◆ **MATERIAL PROVIDED**:
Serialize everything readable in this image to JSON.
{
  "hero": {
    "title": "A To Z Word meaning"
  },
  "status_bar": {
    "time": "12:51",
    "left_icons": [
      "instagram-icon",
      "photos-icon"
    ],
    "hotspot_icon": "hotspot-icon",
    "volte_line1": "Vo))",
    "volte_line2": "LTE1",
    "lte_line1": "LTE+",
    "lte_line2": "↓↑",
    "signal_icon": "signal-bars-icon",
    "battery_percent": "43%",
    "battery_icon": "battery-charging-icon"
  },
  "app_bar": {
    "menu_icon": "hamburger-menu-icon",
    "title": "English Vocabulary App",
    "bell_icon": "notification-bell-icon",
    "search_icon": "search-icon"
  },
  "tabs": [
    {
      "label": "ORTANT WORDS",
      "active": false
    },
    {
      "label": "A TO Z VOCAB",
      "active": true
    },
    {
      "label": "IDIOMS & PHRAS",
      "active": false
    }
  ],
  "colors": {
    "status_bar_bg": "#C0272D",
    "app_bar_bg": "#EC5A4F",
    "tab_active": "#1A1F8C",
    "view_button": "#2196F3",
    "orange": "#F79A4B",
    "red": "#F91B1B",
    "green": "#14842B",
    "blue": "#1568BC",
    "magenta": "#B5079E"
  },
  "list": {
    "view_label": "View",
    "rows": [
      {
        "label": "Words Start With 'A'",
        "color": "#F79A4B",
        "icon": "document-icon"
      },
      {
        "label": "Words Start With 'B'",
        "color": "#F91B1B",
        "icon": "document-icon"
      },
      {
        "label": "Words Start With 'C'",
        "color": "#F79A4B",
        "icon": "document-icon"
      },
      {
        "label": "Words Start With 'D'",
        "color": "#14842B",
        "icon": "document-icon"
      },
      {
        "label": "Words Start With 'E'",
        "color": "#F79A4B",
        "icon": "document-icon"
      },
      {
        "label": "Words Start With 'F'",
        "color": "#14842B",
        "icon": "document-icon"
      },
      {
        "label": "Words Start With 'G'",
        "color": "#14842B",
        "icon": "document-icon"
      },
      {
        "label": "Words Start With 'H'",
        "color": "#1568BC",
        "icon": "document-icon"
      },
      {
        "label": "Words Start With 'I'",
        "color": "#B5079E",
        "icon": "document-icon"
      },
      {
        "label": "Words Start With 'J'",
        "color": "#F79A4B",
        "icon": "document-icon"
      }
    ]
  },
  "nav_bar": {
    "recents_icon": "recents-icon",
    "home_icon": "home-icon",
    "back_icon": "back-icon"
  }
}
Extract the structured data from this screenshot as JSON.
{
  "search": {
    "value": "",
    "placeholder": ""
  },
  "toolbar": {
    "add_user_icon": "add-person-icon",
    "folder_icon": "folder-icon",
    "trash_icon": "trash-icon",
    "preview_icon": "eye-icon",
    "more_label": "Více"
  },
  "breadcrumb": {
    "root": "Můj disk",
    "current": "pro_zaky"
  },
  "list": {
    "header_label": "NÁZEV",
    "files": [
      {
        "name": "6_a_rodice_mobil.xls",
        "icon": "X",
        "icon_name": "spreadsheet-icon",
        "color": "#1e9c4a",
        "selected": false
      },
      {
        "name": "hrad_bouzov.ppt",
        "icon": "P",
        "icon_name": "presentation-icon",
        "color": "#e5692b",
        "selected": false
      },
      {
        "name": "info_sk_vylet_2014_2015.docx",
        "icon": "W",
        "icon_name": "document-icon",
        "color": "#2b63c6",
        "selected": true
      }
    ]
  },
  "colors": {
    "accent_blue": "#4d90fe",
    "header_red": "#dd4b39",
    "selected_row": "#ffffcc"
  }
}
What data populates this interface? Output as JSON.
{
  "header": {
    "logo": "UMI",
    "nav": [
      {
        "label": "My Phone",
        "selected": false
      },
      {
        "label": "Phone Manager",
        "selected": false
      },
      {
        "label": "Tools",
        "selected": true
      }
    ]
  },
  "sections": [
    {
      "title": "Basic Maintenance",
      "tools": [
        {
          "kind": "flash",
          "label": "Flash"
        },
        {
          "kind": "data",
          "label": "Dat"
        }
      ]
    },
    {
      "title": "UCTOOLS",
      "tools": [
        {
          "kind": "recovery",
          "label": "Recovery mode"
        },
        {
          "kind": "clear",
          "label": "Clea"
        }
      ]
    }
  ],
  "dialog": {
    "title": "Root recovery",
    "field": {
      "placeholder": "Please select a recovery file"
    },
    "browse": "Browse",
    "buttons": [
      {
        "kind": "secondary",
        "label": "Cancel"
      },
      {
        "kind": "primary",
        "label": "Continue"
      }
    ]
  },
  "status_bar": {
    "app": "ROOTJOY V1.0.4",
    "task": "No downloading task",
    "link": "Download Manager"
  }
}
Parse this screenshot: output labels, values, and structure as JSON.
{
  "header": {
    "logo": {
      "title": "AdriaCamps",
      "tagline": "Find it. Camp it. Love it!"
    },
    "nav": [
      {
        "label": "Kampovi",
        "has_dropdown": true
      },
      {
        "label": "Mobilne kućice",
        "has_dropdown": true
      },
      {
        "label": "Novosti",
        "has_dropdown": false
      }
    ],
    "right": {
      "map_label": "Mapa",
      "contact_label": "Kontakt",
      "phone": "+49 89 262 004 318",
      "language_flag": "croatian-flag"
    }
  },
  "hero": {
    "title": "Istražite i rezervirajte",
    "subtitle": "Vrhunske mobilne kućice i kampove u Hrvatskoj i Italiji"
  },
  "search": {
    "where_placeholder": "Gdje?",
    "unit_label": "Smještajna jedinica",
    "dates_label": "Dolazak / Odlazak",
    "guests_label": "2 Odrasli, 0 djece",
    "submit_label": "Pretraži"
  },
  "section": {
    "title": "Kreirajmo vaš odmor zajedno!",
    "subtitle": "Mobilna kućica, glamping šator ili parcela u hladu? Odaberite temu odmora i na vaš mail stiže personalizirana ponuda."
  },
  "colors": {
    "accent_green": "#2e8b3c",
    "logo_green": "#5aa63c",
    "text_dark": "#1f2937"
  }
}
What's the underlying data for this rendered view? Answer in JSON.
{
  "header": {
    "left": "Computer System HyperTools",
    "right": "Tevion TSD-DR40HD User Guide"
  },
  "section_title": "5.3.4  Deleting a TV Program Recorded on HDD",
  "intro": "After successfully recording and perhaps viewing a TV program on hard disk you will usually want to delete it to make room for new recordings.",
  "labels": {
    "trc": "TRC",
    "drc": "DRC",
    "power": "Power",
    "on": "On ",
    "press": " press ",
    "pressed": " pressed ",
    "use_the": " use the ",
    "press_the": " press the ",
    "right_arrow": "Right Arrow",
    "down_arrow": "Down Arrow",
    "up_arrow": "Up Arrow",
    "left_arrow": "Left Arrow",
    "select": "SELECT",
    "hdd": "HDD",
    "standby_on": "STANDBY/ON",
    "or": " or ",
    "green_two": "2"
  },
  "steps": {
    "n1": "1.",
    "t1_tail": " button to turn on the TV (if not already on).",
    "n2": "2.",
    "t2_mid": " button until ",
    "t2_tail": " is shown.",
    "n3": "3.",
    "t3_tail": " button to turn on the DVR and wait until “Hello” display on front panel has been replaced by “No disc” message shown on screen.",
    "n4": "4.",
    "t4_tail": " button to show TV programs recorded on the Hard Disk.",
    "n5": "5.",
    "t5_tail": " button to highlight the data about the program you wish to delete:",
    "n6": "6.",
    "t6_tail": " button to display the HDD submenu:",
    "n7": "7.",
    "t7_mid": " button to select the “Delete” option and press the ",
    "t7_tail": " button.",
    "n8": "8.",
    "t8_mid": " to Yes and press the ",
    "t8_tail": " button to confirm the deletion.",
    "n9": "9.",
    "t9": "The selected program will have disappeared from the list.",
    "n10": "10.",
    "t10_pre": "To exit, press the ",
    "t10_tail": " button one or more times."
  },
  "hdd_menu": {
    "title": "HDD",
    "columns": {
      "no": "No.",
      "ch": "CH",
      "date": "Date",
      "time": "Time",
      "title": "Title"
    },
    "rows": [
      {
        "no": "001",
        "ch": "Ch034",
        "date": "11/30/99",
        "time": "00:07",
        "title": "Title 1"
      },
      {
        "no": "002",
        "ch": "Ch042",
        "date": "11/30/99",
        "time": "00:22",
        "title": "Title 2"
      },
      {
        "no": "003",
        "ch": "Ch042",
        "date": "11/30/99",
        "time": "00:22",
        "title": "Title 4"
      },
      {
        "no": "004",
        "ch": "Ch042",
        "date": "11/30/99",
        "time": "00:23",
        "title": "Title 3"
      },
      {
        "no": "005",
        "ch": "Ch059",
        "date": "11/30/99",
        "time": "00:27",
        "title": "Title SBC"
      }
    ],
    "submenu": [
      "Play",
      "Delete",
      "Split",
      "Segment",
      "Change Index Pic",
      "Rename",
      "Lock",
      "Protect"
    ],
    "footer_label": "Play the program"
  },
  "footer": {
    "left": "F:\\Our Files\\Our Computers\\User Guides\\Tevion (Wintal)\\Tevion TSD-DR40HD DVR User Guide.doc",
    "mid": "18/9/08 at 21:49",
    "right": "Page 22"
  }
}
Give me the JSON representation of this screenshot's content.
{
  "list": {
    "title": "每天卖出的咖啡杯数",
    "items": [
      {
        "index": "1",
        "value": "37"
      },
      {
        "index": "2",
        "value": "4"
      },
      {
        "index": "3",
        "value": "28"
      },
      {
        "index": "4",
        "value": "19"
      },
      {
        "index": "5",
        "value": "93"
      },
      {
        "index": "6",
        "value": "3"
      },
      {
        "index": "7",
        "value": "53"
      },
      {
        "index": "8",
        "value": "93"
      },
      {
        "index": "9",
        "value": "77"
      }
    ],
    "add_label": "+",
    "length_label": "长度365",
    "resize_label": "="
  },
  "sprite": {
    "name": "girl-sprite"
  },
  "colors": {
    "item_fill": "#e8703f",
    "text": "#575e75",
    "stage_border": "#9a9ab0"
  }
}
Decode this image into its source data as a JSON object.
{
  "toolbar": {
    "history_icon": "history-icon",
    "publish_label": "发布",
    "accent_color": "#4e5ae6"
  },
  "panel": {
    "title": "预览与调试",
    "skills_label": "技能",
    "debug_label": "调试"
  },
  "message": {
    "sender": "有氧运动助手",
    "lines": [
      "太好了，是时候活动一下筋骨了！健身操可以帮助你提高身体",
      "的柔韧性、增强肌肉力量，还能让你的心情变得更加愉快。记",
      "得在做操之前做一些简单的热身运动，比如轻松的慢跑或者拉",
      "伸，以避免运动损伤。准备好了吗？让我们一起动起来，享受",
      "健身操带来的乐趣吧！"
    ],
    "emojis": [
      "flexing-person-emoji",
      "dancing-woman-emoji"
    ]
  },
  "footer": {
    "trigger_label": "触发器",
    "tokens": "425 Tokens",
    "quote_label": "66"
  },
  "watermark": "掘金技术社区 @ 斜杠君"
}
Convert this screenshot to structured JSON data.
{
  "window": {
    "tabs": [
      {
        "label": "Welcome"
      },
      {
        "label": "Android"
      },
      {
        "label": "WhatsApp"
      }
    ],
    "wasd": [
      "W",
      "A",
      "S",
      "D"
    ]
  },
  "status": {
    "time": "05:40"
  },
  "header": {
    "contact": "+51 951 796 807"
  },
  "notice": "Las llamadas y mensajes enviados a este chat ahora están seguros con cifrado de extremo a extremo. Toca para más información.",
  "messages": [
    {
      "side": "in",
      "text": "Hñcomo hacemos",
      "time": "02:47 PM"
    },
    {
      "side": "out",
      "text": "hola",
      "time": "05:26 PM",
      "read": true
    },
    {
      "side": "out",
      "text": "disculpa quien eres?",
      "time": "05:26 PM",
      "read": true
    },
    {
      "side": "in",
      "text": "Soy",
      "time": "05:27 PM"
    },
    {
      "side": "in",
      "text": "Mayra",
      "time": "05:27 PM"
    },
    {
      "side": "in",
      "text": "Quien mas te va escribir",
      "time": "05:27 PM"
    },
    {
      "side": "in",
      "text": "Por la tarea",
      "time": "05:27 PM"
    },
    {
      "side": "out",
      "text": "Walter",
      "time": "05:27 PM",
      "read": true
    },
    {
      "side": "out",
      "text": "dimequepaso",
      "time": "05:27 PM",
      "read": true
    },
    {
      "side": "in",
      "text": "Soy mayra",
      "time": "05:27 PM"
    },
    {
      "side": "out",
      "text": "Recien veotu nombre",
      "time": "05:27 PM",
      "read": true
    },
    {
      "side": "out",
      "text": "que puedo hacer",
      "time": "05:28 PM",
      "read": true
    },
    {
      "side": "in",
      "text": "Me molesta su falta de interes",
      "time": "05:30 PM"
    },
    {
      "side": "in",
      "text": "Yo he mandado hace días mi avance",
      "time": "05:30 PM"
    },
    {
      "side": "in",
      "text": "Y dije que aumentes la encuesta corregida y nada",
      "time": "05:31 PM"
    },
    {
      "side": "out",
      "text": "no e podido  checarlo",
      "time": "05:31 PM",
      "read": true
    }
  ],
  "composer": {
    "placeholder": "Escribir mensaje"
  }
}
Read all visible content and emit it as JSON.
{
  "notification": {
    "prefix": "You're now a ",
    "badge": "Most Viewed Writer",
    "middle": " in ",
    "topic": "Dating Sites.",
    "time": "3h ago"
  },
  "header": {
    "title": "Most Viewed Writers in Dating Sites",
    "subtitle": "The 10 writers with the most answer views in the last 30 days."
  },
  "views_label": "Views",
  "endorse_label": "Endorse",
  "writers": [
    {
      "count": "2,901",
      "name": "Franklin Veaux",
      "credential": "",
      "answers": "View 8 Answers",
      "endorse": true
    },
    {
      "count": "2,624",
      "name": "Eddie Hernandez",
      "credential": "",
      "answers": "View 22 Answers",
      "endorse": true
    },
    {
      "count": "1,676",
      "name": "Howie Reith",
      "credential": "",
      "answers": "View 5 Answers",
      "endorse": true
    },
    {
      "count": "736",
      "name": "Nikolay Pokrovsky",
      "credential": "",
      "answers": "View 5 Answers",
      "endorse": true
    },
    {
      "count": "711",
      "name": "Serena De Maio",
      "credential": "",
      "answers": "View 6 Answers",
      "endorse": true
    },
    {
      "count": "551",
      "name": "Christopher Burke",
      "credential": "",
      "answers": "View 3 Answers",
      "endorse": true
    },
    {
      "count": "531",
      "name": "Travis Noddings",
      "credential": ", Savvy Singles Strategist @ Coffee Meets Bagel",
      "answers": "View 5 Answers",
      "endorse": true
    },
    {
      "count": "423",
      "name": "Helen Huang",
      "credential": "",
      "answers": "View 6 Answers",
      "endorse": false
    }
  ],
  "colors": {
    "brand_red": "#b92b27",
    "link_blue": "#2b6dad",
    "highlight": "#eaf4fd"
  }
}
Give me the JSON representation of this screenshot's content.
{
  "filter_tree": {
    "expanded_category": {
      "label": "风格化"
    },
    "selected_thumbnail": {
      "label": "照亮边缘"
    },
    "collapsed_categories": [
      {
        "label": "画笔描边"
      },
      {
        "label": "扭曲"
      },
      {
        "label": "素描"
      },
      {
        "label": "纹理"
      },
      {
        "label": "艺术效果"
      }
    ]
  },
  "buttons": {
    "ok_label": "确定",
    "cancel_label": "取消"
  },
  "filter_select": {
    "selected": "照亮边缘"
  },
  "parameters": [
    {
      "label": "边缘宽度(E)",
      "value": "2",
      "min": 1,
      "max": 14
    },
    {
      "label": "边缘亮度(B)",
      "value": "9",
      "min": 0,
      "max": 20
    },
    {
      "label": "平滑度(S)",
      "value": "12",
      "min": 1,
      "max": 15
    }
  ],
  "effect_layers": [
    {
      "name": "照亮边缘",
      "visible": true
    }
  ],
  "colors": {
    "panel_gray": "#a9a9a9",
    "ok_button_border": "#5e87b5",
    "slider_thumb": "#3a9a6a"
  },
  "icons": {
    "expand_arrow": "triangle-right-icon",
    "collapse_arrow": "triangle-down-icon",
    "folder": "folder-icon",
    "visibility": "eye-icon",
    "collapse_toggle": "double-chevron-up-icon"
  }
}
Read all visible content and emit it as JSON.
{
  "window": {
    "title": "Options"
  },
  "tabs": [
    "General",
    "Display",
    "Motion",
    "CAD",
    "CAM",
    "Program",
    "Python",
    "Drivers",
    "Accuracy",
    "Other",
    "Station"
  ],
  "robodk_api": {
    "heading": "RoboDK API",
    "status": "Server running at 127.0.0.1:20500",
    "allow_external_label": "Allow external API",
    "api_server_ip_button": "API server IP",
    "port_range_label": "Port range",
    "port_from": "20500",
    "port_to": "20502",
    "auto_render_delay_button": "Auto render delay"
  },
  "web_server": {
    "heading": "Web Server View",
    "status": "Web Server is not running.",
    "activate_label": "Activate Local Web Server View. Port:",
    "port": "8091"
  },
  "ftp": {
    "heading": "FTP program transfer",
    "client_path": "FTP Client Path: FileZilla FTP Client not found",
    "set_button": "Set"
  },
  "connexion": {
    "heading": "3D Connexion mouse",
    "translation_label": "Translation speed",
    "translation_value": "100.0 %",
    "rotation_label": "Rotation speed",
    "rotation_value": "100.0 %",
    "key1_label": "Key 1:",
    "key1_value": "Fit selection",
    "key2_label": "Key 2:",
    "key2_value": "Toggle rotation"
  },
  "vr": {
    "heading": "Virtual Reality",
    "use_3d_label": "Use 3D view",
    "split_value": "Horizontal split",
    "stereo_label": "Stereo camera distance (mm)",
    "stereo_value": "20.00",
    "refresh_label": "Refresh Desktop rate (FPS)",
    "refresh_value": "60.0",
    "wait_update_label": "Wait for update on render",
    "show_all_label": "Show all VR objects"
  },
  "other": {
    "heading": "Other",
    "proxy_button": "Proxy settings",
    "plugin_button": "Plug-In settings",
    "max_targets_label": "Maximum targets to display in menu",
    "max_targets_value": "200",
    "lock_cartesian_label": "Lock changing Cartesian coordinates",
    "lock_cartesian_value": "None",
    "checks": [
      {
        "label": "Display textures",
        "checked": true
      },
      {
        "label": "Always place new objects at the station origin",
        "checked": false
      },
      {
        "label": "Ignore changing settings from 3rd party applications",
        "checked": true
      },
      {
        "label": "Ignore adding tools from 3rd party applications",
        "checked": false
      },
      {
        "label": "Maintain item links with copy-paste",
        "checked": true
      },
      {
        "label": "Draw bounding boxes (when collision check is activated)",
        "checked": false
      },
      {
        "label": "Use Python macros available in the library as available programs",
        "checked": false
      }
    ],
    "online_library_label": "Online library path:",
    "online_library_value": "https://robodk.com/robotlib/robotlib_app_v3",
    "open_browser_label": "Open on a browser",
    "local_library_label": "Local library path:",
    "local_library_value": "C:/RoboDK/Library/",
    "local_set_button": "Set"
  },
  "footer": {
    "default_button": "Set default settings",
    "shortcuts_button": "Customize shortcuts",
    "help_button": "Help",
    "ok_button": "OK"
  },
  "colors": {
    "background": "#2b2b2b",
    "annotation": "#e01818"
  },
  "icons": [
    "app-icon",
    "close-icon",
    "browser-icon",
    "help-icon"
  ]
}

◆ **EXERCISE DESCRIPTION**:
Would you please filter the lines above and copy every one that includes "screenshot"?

◆ **OUTPUT FOR THIS TASK**:
Extract the structured data from this screenshot as JSON.
Parse this screenshot: output labels, values, and structure as JSON.
Give me the JSON representation of this screenshot's content.
Convert this screenshot to structured JSON data.
Give me the JSON representation of this screenshot's content.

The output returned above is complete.